“We were on this island, and my security didn’t want people around me ó I guess they were being protective ó so they planned for him to be on another part of the island that night. But I snuck over to where he was and woke him up with a piece of pineapple, and we stayed up and talked all night. When he had to go in the morning, neither of us wanted to leave.” They tied the knot just over a month later.
A precious opportunity
Carey’s lucky breaks have not been limited to the romantic arena. Director Lee Daniels, who cast her in last year’s Tennesseeó one of several films in which she has quietly picked up good notices since 2001’s aggressively maligned musical Glitteró thought of her again when he needed an actress to play a dowdy social worker in Precious, his adaptation of Push, Sapphire’s acclaimed novel about an abused, underprivileged teenager trying to overcome her wretched circumstances.
Precious, which arrives in theaters Nov. 6, boasts Winfrey and Tyler Perry as executive producers and has already earned top prizes at the Sundance and Toronto Film Festivals. Carey’s role was originally intended for Helen Mirren, but the younger star, who had read and loved Push, happened to call the director shortly after he learned that Mirren was unavailable.
“A light bulb went off in my head,” Daniels recalls. He offered Carey the part, “but I told her, ‘The only way you can do this is if you lose your entourage and come to set without any makeup on, and be prepared for me to make you look even plainer.’ I actually had somebody on standby, in case she wouldn’t do what I wanted. But she gave her spirit to me, and became the Mariah I know: a girl who listens and is loving and nurturing.”
Carey concedes that assuming the character’s glammed-down appearance wasn’t easy. “I was like, keep me away from every mirror! But Lee gave me several gifts. He gave me what I needed to get to the truth of this woman, and he gave me a certain lack of self-consciousness. Because you can’t be self-conscious and look like that.”
Looking ahead
Still, Carey’s confidence has its limits. The negative press surrounding Glitter and her subsequent breakdown stung, despite her ability to defy critics by rebounding with 2005’s best-selling album, the-six-times-platinum-plus The Emancipation of Mimi. She would consider doing another movie musical, “but it would have to be with an incredible director, someone who’s really a genius, because I’ve been burned by that.”
She’s susceptible to stage nerves, as well. Singing I’ll Be There at Michael Jackson’s memorial service in July, she was still shaken by the pop icon’s unexpected death “and didn’t know I was going to go on first.” She delivered an emotional but vocally tentative performance. “I wish I had done him more justice.” (Memoirs is dedicated “to the King of Pop” and Carey’s pastor.)

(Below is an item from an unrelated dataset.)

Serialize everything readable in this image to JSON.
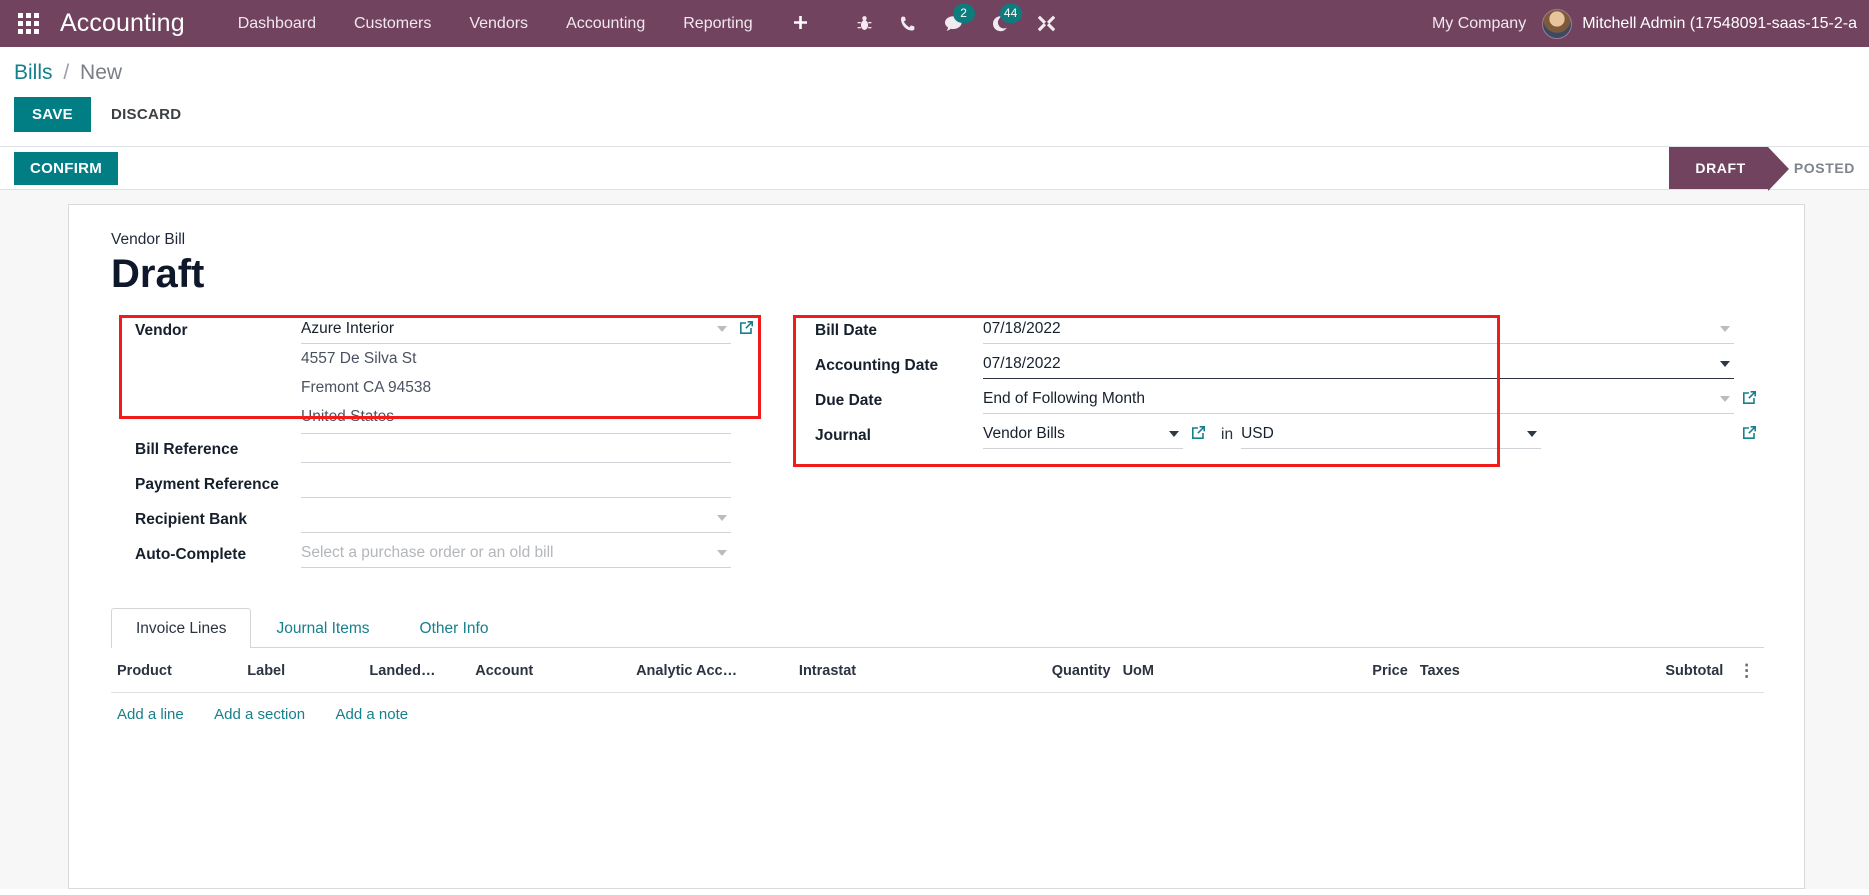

Former Spin and Vibe editor Alan Light says Carey “faces the challenge that all those at her altitude face now. Nobody sells records the way she used to, even as recently as Emancipation of Mimi. How do you scale expectations when that’s the field you’ve played on?”
Light is particularly eager to see how Carey’s career progresses as she enters her 40s. “She is so much a pop artist, and has so affiliated herself with urban musicians, and that’s a young person’s game. It would be good for her to get out and sing in front of people more, re-establish herself as a vocalist, because that’s her strength.”
Carey, who last toured in 2006, did two Las Vegas shows recently and has another pair scheduled for October, but she still isn’t sure when she’ll do a concert trek again. She has plainly thought about embracing more grown-up challenges. Having or adopting children is one consideration, “though I’d want to be in a position to handle that as well as possible.” As Memoirs’ title suggests, she’s inclined to look back now and then ó but not, these days, with anger or regret.
“There’s a little bit of almost every album I’ve done on this new one,” Carey says. “It’s like I put everything in a blender and made drinks for my friends. They’re festive drinks, though some are bittersweet. I’m at such a good place in my life, and that allows me to be honest. And to enjoy things.”